_Stored items from a collection_
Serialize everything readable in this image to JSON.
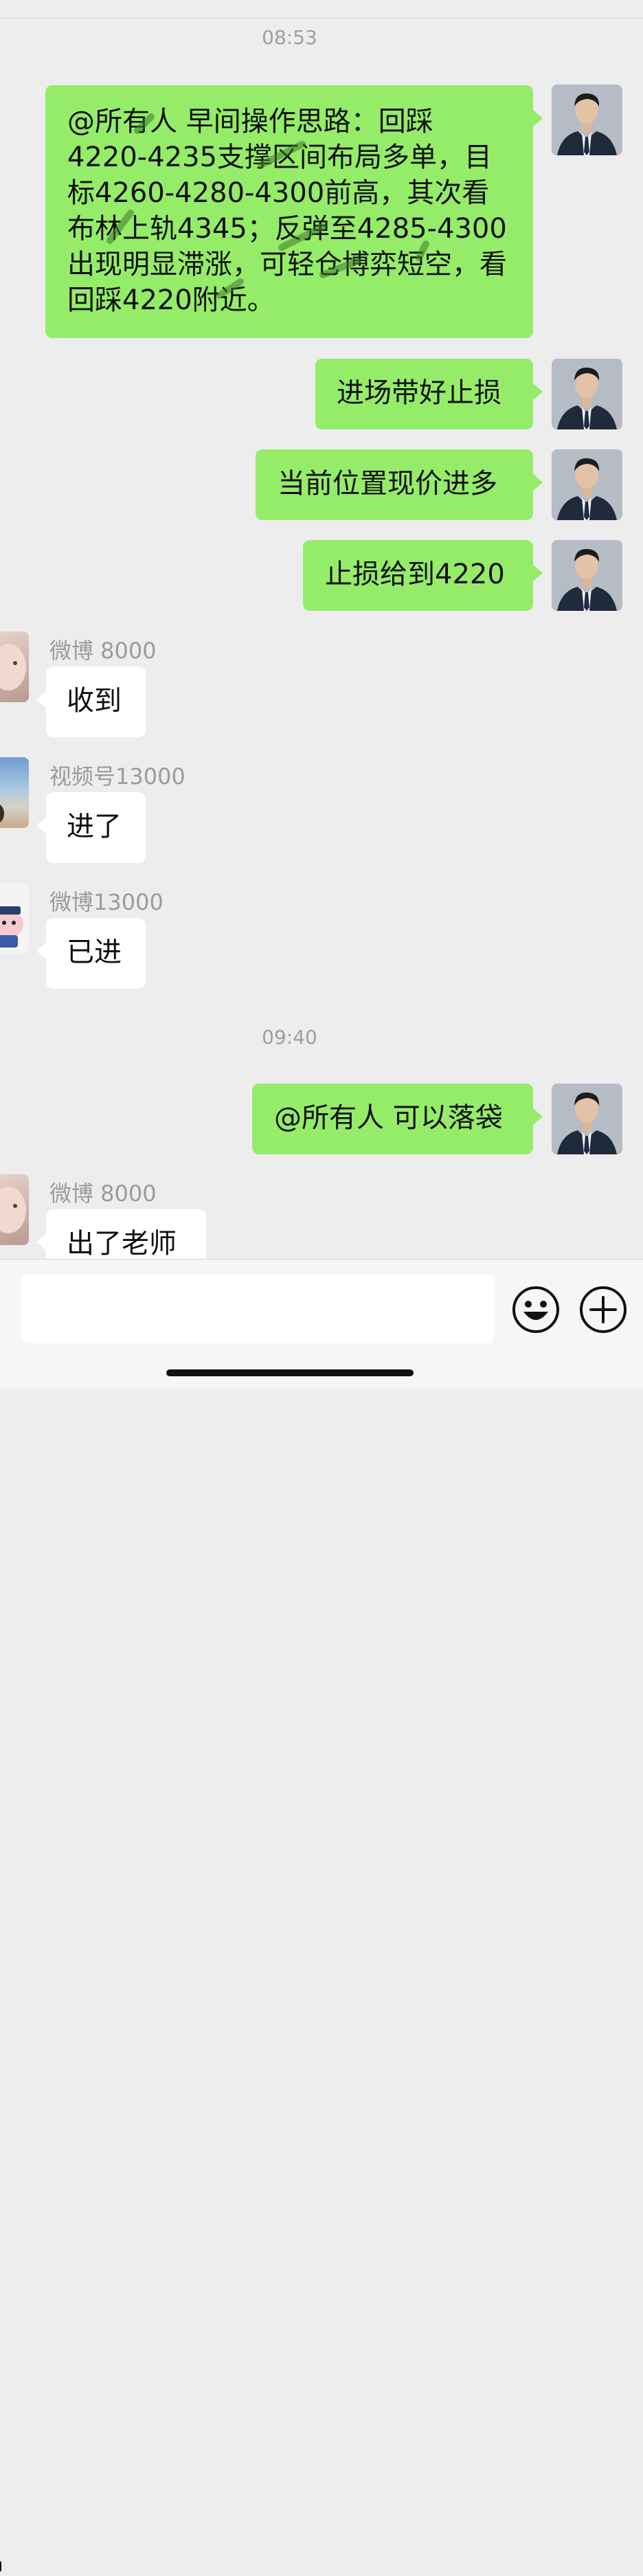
{
  "timestamps": [
    "08:53",
    "09:40"
  ],
  "messages": {
    "m1": {
      "text": "@所有人 早间操作思路：回踩4220-4235支撑区间布局多单，目标4260-4280-4300前高，其次看布林上轨4345；反弹至4285-4300出现明显滞涨，可轻仓博弈短空，看回踩4220附近。"
    },
    "m2": {
      "text": "进场带好止损"
    },
    "m3": {
      "text": "当前位置现价进多"
    },
    "m4": {
      "text": "止损给到4220"
    },
    "m5": {
      "sender": "微博 8000",
      "text": "收到"
    },
    "m6": {
      "sender": "视频号13000",
      "text": "进了"
    },
    "m7": {
      "sender": "微博13000",
      "text": "已进"
    },
    "m8": {
      "text": "@所有人 可以落袋"
    },
    "m9": {
      "sender": "微博 8000",
      "text": "出了老师"
    }
  },
  "icons": {
    "emoji": "smiley-face-icon",
    "more": "plus-circle-icon"
  },
  "colors": {
    "my_bubble": "#95ec69",
    "other_bubble": "#ffffff",
    "background": "#ededed"
  }
}
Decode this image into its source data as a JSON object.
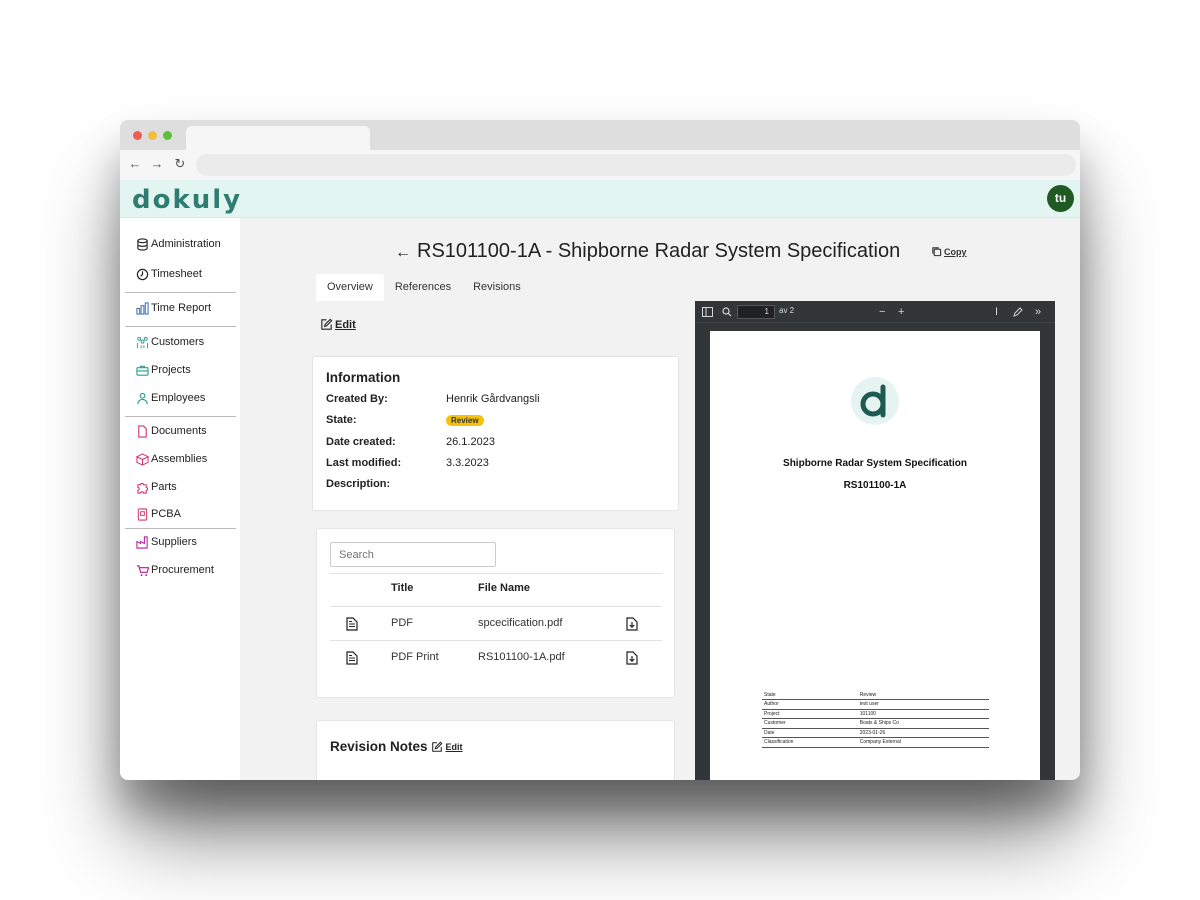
{
  "app": {
    "logo_text": "dokuly",
    "user_initials": "tu",
    "brand_color": "#2e7d72",
    "header_bg": "#e3f5f1"
  },
  "sidebar": {
    "items": [
      {
        "label": "Administration",
        "icon": "database-icon",
        "color": "#222222"
      },
      {
        "label": "Timesheet",
        "icon": "clock-icon",
        "color": "#222222"
      },
      {
        "label": "Time Report",
        "icon": "bar-chart-icon",
        "color": "#3b6fb5"
      },
      {
        "label": "Customers",
        "icon": "users-icon",
        "color": "#2a9d8f"
      },
      {
        "label": "Projects",
        "icon": "briefcase-icon",
        "color": "#2a9d8f"
      },
      {
        "label": "Employees",
        "icon": "user-icon",
        "color": "#2a9d8f"
      },
      {
        "label": "Documents",
        "icon": "document-icon",
        "color": "#d6336c"
      },
      {
        "label": "Assemblies",
        "icon": "assembly-icon",
        "color": "#d6336c"
      },
      {
        "label": "Parts",
        "icon": "puzzle-icon",
        "color": "#d6336c"
      },
      {
        "label": "PCBA",
        "icon": "pcb-icon",
        "color": "#d6336c"
      },
      {
        "label": "Suppliers",
        "icon": "factory-icon",
        "color": "#b5179e"
      },
      {
        "label": "Procurement",
        "icon": "cart-icon",
        "color": "#b5179e"
      }
    ]
  },
  "page": {
    "title": "RS101100-1A - Shipborne Radar System Specification",
    "copy_label": "Copy",
    "edit_label": "Edit"
  },
  "tabs": [
    {
      "label": "Overview",
      "active": true
    },
    {
      "label": "References",
      "active": false
    },
    {
      "label": "Revisions",
      "active": false
    }
  ],
  "information": {
    "title": "Information",
    "rows": [
      {
        "label": "Created By:",
        "value": "Henrik Gårdvangsli"
      },
      {
        "label": "State:",
        "value": "Review"
      },
      {
        "label": "Date created:",
        "value": "26.1.2023"
      },
      {
        "label": "Last modified:",
        "value": "3.3.2023"
      },
      {
        "label": "Description:",
        "value": ""
      }
    ]
  },
  "files": {
    "search_placeholder": "Search",
    "columns": [
      "Title",
      "File Name"
    ],
    "rows": [
      {
        "title": "PDF",
        "file_name": "spcecification.pdf"
      },
      {
        "title": "PDF Print",
        "file_name": "RS101100-1A.pdf"
      }
    ]
  },
  "revision_notes": {
    "title": "Revision Notes",
    "edit_label": "Edit"
  },
  "pdf": {
    "current_page": "1",
    "page_total": "av 2",
    "doc_title": "Shipborne Radar System Specification",
    "doc_number": "RS101100-1A",
    "meta": [
      {
        "key": "State",
        "value": "Review"
      },
      {
        "key": "Author",
        "value": "test user"
      },
      {
        "key": "Project",
        "value": "101100"
      },
      {
        "key": "Customer",
        "value": "Boats & Ships Co"
      },
      {
        "key": "Date",
        "value": "2023-01-26"
      },
      {
        "key": "Classification",
        "value": "Company External"
      }
    ]
  }
}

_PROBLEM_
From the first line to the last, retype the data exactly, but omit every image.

_ANSWER TO THIS TASK_
Serialize everything readable in this image to JSON.
{
  "timestamps": [
    "08:53",
    "09:40"
  ],
  "messages": {
    "m1": {
      "text": "@所有人 早间操作思路：回踩4220-4235支撑区间布局多单，目标4260-4280-4300前高，其次看布林上轨4345；反弹至4285-4300出现明显滞涨，可轻仓博弈短空，看回踩4220附近。"
    },
    "m2": {
      "text": "进场带好止损"
    },
    "m3": {
      "text": "当前位置现价进多"
    },
    "m4": {
      "text": "止损给到4220"
    },
    "m5": {
      "sender": "微博 8000",
      "text": "收到"
    },
    "m6": {
      "sender": "视频号13000",
      "text": "进了"
    },
    "m7": {
      "sender": "微博13000",
      "text": "已进"
    },
    "m8": {
      "text": "@所有人 可以落袋"
    },
    "m9": {
      "sender": "微博 8000",
      "text": "出了老师"
    }
  },
  "icons": {
    "emoji": "smiley-face-icon",
    "more": "plus-circle-icon"
  },
  "colors": {
    "my_bubble": "#95ec69",
    "other_bubble": "#ffffff",
    "background": "#ededed"
  }
}
Decode this image into its source data as a JSON object.
{
  "app": {
    "logo_text": "dokuly",
    "user_initials": "tu",
    "brand_color": "#2e7d72",
    "header_bg": "#e3f5f1"
  },
  "sidebar": {
    "items": [
      {
        "label": "Administration",
        "icon": "database-icon",
        "color": "#222222"
      },
      {
        "label": "Timesheet",
        "icon": "clock-icon",
        "color": "#222222"
      },
      {
        "label": "Time Report",
        "icon": "bar-chart-icon",
        "color": "#3b6fb5"
      },
      {
        "label": "Customers",
        "icon": "users-icon",
        "color": "#2a9d8f"
      },
      {
        "label": "Projects",
        "icon": "briefcase-icon",
        "color": "#2a9d8f"
      },
      {
        "label": "Employees",
        "icon": "user-icon",
        "color": "#2a9d8f"
      },
      {
        "label": "Documents",
        "icon": "document-icon",
        "color": "#d6336c"
      },
      {
        "label": "Assemblies",
        "icon": "assembly-icon",
        "color": "#d6336c"
      },
      {
        "label": "Parts",
        "icon": "puzzle-icon",
        "color": "#d6336c"
      },
      {
        "label": "PCBA",
        "icon": "pcb-icon",
        "color": "#d6336c"
      },
      {
        "label": "Suppliers",
        "icon": "factory-icon",
        "color": "#b5179e"
      },
      {
        "label": "Procurement",
        "icon": "cart-icon",
        "color": "#b5179e"
      }
    ]
  },
  "page": {
    "title": "RS101100-1A - Shipborne Radar System Specification",
    "copy_label": "Copy",
    "edit_label": "Edit"
  },
  "tabs": [
    {
      "label": "Overview",
      "active": true
    },
    {
      "label": "References",
      "active": false
    },
    {
      "label": "Revisions",
      "active": false
    }
  ],
  "information": {
    "title": "Information",
    "rows": [
      {
        "label": "Created By:",
        "value": "Henrik Gårdvangsli"
      },
      {
        "label": "State:",
        "value": "Review"
      },
      {
        "label": "Date created:",
        "value": "26.1.2023"
      },
      {
        "label": "Last modified:",
        "value": "3.3.2023"
      },
      {
        "label": "Description:",
        "value": ""
      }
    ]
  },
  "files": {
    "search_placeholder": "Search",
    "columns": [
      "Title",
      "File Name"
    ],
    "rows": [
      {
        "title": "PDF",
        "file_name": "spcecification.pdf"
      },
      {
        "title": "PDF Print",
        "file_name": "RS101100-1A.pdf"
      }
    ]
  },
  "revision_notes": {
    "title": "Revision Notes",
    "edit_label": "Edit"
  },
  "pdf": {
    "current_page": "1",
    "page_total": "av 2",
    "doc_title": "Shipborne Radar System Specification",
    "doc_number": "RS101100-1A",
    "meta": [
      {
        "key": "State",
        "value": "Review"
      },
      {
        "key": "Author",
        "value": "test user"
      },
      {
        "key": "Project",
        "value": "101100"
      },
      {
        "key": "Customer",
        "value": "Boats & Ships Co"
      },
      {
        "key": "Date",
        "value": "2023-01-26"
      },
      {
        "key": "Classification",
        "value": "Company External"
      }
    ]
  }
}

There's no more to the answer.